She concluded, “The Occupy movement has joined thousands of other resistance movements all over the world in which the poorest of people are standing up and stopping the richest corporations in their tracks. Few of us dreamed that we would see you, the people of the United States on our side, trying to do this in the heart of Empire.”
All across the country the unfair, obscene inequality of the U.S. economy is being talked about openly. After more than two decades of silence this new opening is bringing troubling truths into the open. Almost everyone knows that the 1% is characterized by unbridled greed. Their money is destroying our democracy. More and more people are talking about those 400 people whose wealth is greater than the combined wealth of the 150 million of us at the bottom.
The OWS has already sparked other hopeful actions. Occupy the Hood activists are focusing on community based concerns and are developing strategies to occupy foreclosed buildings and homes. The Bank Transfer Day organized to protest the Bank of America fee structure was widely embraced, causing the Bank to back down. The Move Your Money Project is picking up steam, encouraging people to shift their hard earned dollars out of commercial banks and into credit unions and cooperatives.

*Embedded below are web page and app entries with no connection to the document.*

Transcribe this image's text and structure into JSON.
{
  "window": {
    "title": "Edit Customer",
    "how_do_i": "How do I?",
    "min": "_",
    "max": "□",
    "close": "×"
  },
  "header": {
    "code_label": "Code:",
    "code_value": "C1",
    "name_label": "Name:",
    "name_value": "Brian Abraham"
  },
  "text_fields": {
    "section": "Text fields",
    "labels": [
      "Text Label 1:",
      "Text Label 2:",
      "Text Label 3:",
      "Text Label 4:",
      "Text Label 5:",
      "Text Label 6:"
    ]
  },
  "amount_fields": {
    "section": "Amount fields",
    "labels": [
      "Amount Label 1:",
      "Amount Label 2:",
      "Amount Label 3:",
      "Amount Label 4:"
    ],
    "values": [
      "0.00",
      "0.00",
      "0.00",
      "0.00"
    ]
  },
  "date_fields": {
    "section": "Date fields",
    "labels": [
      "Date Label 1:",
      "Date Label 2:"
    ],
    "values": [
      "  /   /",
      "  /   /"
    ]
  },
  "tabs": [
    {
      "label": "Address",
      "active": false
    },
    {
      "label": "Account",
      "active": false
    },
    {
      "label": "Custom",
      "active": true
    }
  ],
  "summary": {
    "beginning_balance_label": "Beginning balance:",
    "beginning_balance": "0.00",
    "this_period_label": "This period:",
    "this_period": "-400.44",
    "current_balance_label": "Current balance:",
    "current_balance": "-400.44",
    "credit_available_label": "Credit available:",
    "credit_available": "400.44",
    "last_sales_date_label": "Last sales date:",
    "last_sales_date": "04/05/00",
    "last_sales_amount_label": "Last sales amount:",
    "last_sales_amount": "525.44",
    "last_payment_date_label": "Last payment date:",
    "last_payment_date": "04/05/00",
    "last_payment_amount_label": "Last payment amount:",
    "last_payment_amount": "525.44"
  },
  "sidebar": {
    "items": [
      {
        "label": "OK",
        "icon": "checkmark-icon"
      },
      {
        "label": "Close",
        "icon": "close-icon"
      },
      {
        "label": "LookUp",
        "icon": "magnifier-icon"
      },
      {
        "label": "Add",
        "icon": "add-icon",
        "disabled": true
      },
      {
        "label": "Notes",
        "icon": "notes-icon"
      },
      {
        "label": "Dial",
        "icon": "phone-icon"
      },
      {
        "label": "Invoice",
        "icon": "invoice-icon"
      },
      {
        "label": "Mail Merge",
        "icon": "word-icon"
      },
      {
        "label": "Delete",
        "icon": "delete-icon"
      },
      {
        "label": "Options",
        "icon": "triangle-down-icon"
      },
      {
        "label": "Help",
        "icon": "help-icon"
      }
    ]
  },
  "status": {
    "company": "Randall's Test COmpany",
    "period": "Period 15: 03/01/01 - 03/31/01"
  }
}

As a people we need to challenge this unequal distribution of wealth and what it is doing to our democracy. But as we challenge unequal distribution, there is another more difficult question just below the surface. What about the unjust acquisition of the wealth we want to distribute more equally? Are we ready to face the fact that the US has acquired much of this wealth at the expense of other people, in other lands? Are we ready to turn away from the Empire that makes this wealth possible?
The challenges ahead for OWS and for the 99% sre not only the efforts of the corporate elite to hold on to its money and to silence us with brutality and pepper spray. It is the challenge of the woman caught in the Wal-Mart Stampede. The desire to get a deal, to define our relationships and ourselves by what we buy is shared by all of us.
If we are to create a better future, we have to look not only at the values of the 1%, but at ourselves and what we share with them.